    33. 33. Lifetime Value in Practice Average Gift: $100 Attrition Rate: 61% Year 1 Year 2 Year 3 Year 4 Year 5 Year 6 Year 7 Year 8 Year 9 Lifetime Value $100 $139 $154 $160 $162 $163 $164 $164 $164
    34. 34. Lifetime Value in Practice Lifetime Value $180 $160 $154 $140 $160 $162 $163 $164 $164 $164 $139 $120 $100 Average Gift: $100 Attrition Rate: 61% $100 $80 $60 $40 $20 $0 Year 1 Year 2 Year 3 Year 4 Year 5 Year 6 Year 7 Year 8 Year 9
    35. 35. Segmentation • Trends in aggregate may hide actual insights. • Look at segmented traffic to compare traffic from different audiences. • Segmentation allows you to give context to your data by focusing on a specific slice of your audience or audience behavior. • Recency, frequency, amount (RFM) • More helpful: Interaction with your organization • The future…
    36. 36. Testing Source: Lior Levin, InstantShift
    37. 37. Why Testing is hard • It’s not, but working with people can be. Designer says: IT Dept says: My design is rock You want to put solid. You’re an idiot CODE on MY pages? and don’t know No way. anything about design. Dev. Asst. says: I have enter all these stupid numbers??? Marketing says: I know what I’m doing. You want to prove me wrong? No way! So present it to the BOSS: Long term, we can make more money/get more signups/ for a minimum cost. It’s stupid not to do it. Oh, and the utility is free. Dev. Dir. says: I have to pay for two mailing lists???
    38. 38. Source: Avinash Kaushik, Occam’s Razor blog
    39. 39. Your Turn… • Start with your audience & donors… • Think about your groups • What separates these people?

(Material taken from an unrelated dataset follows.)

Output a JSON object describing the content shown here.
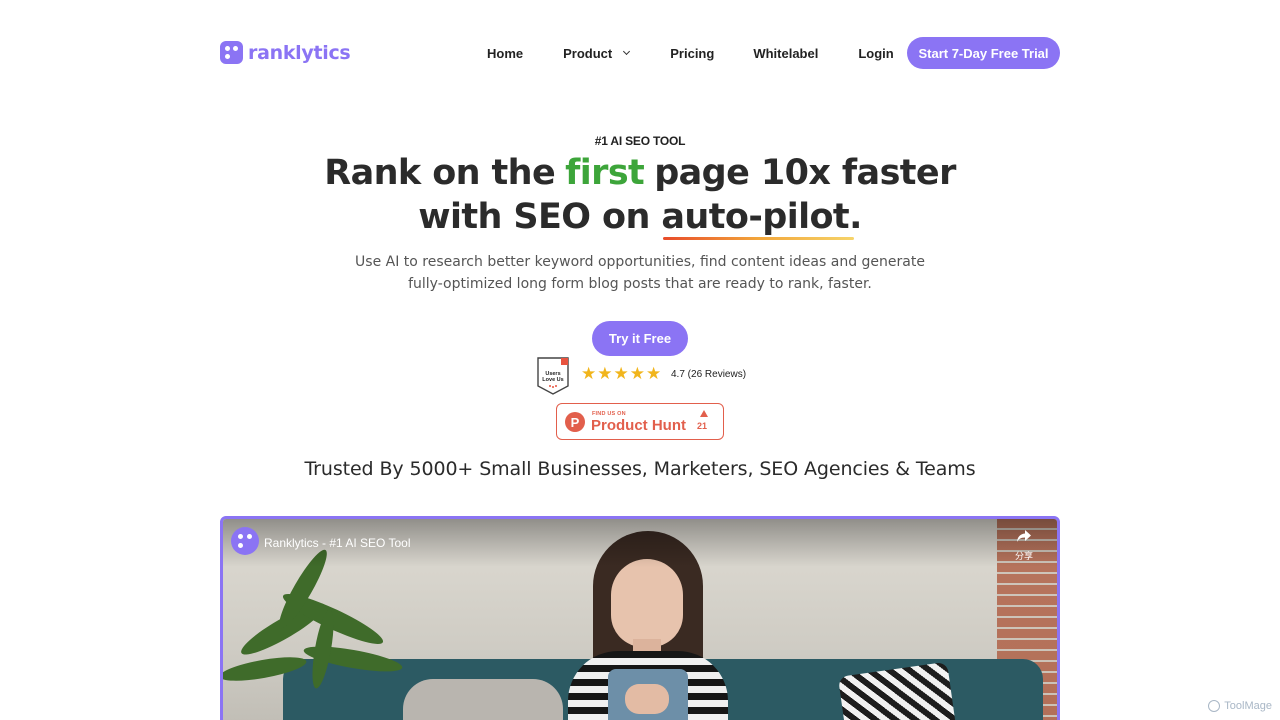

What is similar about them? • Can you look at behavioral as well as financial data? • Ex. Click-throughs, attend events, average gift

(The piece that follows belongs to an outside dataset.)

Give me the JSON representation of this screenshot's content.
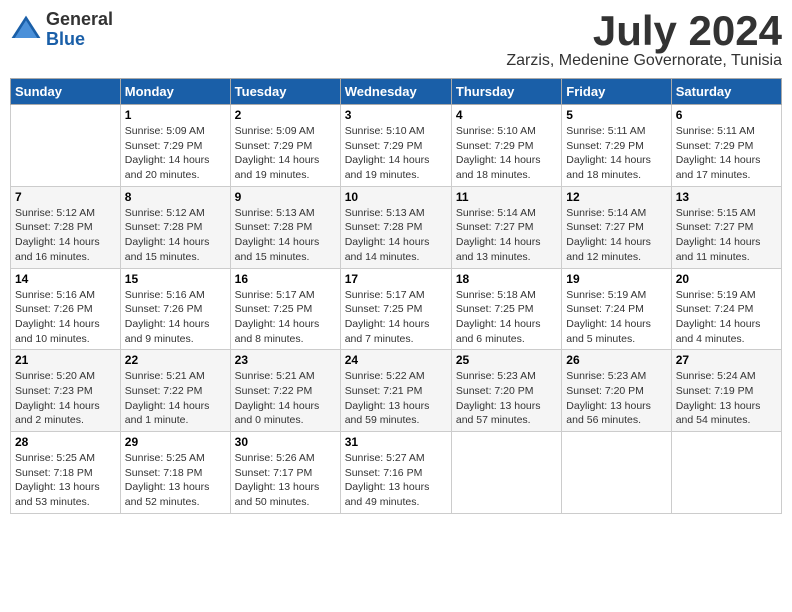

    41. 41. Data Silos & Communication
    42. 42. In-Person Strategically & Relationally Important High levels of uncertainty Phone Strategically Important What, why, Email Use for highly routine activities Spending more than 3 minutes, it’s a phone call Text Use for highly routine activities Confirming Leaner When Persuasive What, why, not how not how Details of How existing plans Details of How Internal Communication Channels Noise & distortion increases Richer Use to Communication Channel
    43. 43. Getting Ready for the Predictive Analytics Future
    44. 44. Getting Qualitative & Subjective Data into Your Database for Analysis • Turn qualitative data into quantitative data • Sources of this data: – In-Person meetings – Surveys – Social media- follow your donors on Facebook and LinkedIn- have a relationship manager keep track of important posts from major donors • Get into your database
    45. 45. Closing your Campaign • Do a quantitative & qualitative summary of the campaign • Make it visual
    47. 47. If We Have More Time…
    48. 48. Arts Org. Analytics Project • • • • $1.8 million organization 20,000 donors in database $1,000 major gift entry point $5,000 - $25,000 majority of major givers in this range • Goal: looking to create a donor and major giving profiles to predict future giving
    49. 49. Show Attendance by Donor Quartile
    50. 50. Show Attendance by Giving
    51. 51. Modes of Contact by Giving